The response must contain every line from the records below that has "Zemax".

::::

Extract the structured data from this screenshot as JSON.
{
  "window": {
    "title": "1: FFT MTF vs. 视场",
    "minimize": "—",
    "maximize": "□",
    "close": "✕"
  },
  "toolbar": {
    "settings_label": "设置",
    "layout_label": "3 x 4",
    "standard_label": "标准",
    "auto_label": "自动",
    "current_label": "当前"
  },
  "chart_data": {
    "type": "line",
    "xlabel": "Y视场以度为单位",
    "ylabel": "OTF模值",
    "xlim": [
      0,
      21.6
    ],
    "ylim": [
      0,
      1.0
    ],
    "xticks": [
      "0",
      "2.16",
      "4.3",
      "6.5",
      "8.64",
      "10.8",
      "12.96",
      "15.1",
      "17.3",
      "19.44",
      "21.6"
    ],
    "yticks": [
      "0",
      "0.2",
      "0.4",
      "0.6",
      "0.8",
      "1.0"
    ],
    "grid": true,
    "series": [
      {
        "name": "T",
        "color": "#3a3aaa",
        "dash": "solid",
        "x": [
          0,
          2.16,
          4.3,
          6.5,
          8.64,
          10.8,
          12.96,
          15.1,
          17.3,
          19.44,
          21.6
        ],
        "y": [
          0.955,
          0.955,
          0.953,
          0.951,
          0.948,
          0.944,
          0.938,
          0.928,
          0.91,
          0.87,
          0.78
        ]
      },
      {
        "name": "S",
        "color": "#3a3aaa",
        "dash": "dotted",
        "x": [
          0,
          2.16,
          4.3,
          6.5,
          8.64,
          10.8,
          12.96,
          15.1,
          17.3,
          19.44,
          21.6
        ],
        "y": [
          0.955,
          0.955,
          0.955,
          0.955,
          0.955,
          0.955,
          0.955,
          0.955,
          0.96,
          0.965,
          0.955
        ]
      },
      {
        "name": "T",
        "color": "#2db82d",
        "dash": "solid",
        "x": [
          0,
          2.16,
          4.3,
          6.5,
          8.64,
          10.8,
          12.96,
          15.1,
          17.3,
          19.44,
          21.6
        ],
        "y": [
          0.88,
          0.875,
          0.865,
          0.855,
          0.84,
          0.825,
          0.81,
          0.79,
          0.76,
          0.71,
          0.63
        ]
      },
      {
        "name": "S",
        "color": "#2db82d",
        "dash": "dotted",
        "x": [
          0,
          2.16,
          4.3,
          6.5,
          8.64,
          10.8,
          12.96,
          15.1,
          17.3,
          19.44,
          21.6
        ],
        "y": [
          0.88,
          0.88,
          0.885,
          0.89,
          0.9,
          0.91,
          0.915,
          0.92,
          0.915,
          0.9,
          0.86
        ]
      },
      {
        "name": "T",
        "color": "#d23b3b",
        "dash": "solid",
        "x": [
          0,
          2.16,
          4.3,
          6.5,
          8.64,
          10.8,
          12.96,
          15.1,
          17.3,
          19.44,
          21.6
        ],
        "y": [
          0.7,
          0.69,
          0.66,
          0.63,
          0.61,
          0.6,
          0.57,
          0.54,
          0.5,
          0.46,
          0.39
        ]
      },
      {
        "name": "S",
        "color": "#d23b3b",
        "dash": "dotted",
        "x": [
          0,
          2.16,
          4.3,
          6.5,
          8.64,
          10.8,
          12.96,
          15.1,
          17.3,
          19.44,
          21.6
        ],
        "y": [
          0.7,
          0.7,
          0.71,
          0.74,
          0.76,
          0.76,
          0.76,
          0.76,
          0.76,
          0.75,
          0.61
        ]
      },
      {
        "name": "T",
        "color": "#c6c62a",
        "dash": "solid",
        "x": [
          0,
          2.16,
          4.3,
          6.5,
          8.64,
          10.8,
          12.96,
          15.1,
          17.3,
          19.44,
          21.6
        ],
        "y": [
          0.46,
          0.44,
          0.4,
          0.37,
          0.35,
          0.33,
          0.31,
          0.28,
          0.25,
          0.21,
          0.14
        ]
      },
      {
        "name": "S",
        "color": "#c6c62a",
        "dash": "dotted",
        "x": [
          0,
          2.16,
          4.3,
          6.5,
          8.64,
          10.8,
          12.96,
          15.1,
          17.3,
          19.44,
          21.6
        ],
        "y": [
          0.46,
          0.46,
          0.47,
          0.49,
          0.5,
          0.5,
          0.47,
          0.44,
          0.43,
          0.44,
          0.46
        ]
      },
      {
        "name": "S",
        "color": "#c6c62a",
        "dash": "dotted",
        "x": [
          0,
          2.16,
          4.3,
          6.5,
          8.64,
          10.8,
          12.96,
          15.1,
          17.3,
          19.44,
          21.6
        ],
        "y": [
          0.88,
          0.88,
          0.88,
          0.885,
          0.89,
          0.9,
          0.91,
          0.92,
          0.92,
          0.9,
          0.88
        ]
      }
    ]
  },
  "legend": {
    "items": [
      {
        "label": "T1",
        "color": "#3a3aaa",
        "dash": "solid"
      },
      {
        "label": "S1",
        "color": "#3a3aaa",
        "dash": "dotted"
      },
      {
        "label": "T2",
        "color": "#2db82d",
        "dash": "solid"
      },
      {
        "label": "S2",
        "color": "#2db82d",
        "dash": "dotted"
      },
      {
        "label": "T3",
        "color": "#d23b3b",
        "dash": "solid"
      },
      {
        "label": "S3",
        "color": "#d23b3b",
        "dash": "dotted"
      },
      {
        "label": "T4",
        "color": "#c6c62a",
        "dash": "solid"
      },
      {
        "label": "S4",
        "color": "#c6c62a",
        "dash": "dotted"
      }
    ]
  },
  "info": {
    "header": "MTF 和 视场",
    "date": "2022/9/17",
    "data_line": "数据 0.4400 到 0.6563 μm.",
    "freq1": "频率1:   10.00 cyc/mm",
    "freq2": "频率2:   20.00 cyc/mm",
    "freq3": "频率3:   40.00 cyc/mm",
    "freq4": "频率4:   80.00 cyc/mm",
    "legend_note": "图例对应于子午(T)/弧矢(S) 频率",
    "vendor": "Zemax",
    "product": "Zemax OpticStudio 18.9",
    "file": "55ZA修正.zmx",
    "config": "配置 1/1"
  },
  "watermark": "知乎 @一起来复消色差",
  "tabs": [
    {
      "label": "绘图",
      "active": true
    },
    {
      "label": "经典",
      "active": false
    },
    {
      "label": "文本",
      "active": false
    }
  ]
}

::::

→ COMPLETED TASK:
    "vendor": "Zemax",
    "product": "Zemax OpticStudio 18.9",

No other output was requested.